And some of the reasons why a rating downgrade matters, because

rating downgrade affects variables, like access to commercial paper mark.

We're going to talk about commercial paper later on in this module.

Companies with low rating cannot tax as credit rating.

8:02

Bank capital requirements are also tied to ratings.

If banks make a loan that has a low rating, the bank has to hold

more capital against that loan, increasing the cost of the loan for the bank.

And finally, ratings can trigger violations of financial covenant,

which is that it's another issue that we're going to talk about in this module.

If you don't know what a financial covenant is, you're going to learn soon.

So, here's the summary that I was talking about.

So, access to commercial paper, insurance companies can be restricted

from investing in junk bonds, so on and so forth.

The bottom line is that there are lots of frictions in financial

markets that are related to credit ratings.

8:44

A rating downgrade can really matter for a company.

Recently, I've followed up on this idea with my

to think about sovereign downgrade.

What happens in a sovereign downgrade is that some companies tend to be downgraded

together with the country.

For example, we have this example of EDP Energias, which is a Portuguese company.

It got downgraded from A to BBB- together with Portugal in March, 2011.

So, Portugal got downgraded from A to BBB-,

EDP Energias got downgraded together with Portugal, that happens because

the rating agencies use something that is called the ceiling room.

They don't like rating a Portuguese company higher than the country, so

what tends to happen in the data we've shown is that companies like EDP Energias,

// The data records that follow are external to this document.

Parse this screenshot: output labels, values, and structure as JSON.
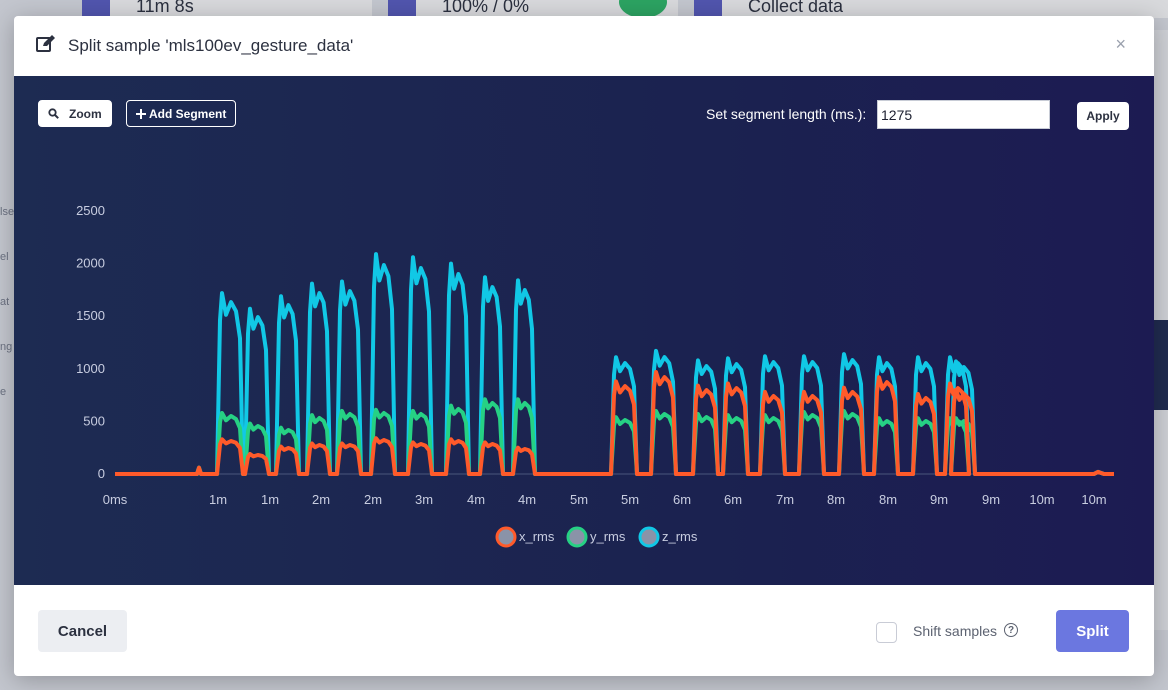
{
  "background": {
    "stat1": "11m 8s",
    "stat2": "100% / 0%",
    "stat3": "Collect data",
    "side_labels": [
      "lse",
      "el",
      "at",
      "ng",
      "e"
    ]
  },
  "modal": {
    "title": "Split sample 'mls100ev_gesture_data'",
    "close_label": "×"
  },
  "toolbar": {
    "zoom_label": "Zoom",
    "add_segment_label": "Add Segment",
    "segment_length_label": "Set segment length (ms.):",
    "segment_length_value": "1275",
    "apply_label": "Apply"
  },
  "footer": {
    "cancel_label": "Cancel",
    "shift_samples_label": "Shift samples",
    "shift_samples_checked": false,
    "split_label": "Split"
  },
  "colors": {
    "x_rms": "#ff5a2a",
    "y_rms": "#26d184",
    "z_rms": "#11c8e6",
    "primary": "#6b77e0"
  },
  "chart_data": {
    "type": "line",
    "y_ticks": [
      0,
      500,
      1000,
      1500,
      2000,
      2500
    ],
    "ylim": [
      0,
      2500
    ],
    "x_tick_labels": [
      "0ms",
      "1m",
      "1m",
      "2m",
      "2m",
      "3m",
      "4m",
      "4m",
      "5m",
      "5m",
      "6m",
      "6m",
      "7m",
      "8m",
      "8m",
      "9m",
      "9m",
      "10m",
      "10m"
    ],
    "legend": [
      "x_rms",
      "y_rms",
      "z_rms"
    ],
    "bursts": [
      {
        "z": 1720,
        "y": 580,
        "x": 330
      },
      {
        "z": 1570,
        "y": 480,
        "x": 190
      },
      {
        "z": 1690,
        "y": 440,
        "x": 260
      },
      {
        "z": 1810,
        "y": 560,
        "x": 290
      },
      {
        "z": 1830,
        "y": 600,
        "x": 290
      },
      {
        "z": 2090,
        "y": 610,
        "x": 340
      },
      {
        "z": 2060,
        "y": 600,
        "x": 300
      },
      {
        "z": 2000,
        "y": 650,
        "x": 330
      },
      {
        "z": 1870,
        "y": 710,
        "x": 300
      },
      {
        "z": 1840,
        "y": 710,
        "x": 250
      },
      {
        "z": 1110,
        "y": 540,
        "x": 880
      },
      {
        "z": 1170,
        "y": 600,
        "x": 970
      },
      {
        "z": 1080,
        "y": 570,
        "x": 840
      },
      {
        "z": 1100,
        "y": 560,
        "x": 860
      },
      {
        "z": 1120,
        "y": 560,
        "x": 780
      },
      {
        "z": 1120,
        "y": 590,
        "x": 780
      },
      {
        "z": 1140,
        "y": 600,
        "x": 820
      },
      {
        "z": 1110,
        "y": 530,
        "x": 920
      },
      {
        "z": 1110,
        "y": 530,
        "x": 760
      },
      {
        "z": 1110,
        "y": 530,
        "x": 860
      },
      {
        "z": 1070,
        "y": 530,
        "x": 800
      }
    ]
  }
}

they tend to get downgrade together with the sovereign.

Okay, and what we show in our paper is that the sovereign downgrades cause

a significant increase in the cost of capital for companies like EDP Energias.

This is a study that look at many countries, many years.

And it's summarized here in this picture, essentially,

this blue line shows what happens to companies that get downgraded.

You can see that the y-axis is measuring the spread.

So, these companies usually have a lower spread than the other companies in

the economy, because they are the companies with high ratings, right?

EDP Energies had the same rating as Portugal.

Those tend to be the highly rated companies in the country.

But following the downgrade, the sovereign downgrade is marked here by this line,

the cost of capital increased a lot for companies like EDP Energies.

10:32

Bond spreads increased significantly.

We'll show in our paper that this has severe consequences for

what happens with these companies.

Okay, what this means is that, there is a very important idea in corporate finest.

Managers should care about credit rating.

Capital structure is not just about determining

an optimal amount of leverage you have, a company should also be thinking about

how the rating agency going to react to my financial decision, okay?

This is a very nice quote that I took from GE's annual reporting in 2006.

It shows exactly this idea.

It's one of the strategic objectives of GE when they think about financial policy

to maintain their credit rating.

At that time, was AAA, right?

The reason is that it lowers cost of funds, facilitate access to a variety of

lenders, and etc, which is exactly what we've been talking about.

So, credit ratings do matter and companies should target credit ratings.

Actually has this very nice idea that I'm showing you here.

It actually changes the way you think about the trade off model.

Remember that we had that picture that related value to a leverage, right?

So, when leverage goes up, value goes up, and then it goes down, right?

That allows you to think about the optimal capital structure.

11:56

Credit ratings make this picture jagged, like what I have here, right?

So for example, there are these points when,

if you increase leverage beyond that point, you might get a downgrade.

If a company gets downgraded, there's going to be

a significant change in form value, because of increasing the cost of capital.

So, your value you can see in that picture,

the value is dropping by a discrete amount.

When you change, your leverage by a little bit, so

this picture becomes jagged is one way to think about how ratings really matter when

a financial manager determines optimal [INAUDIBLE].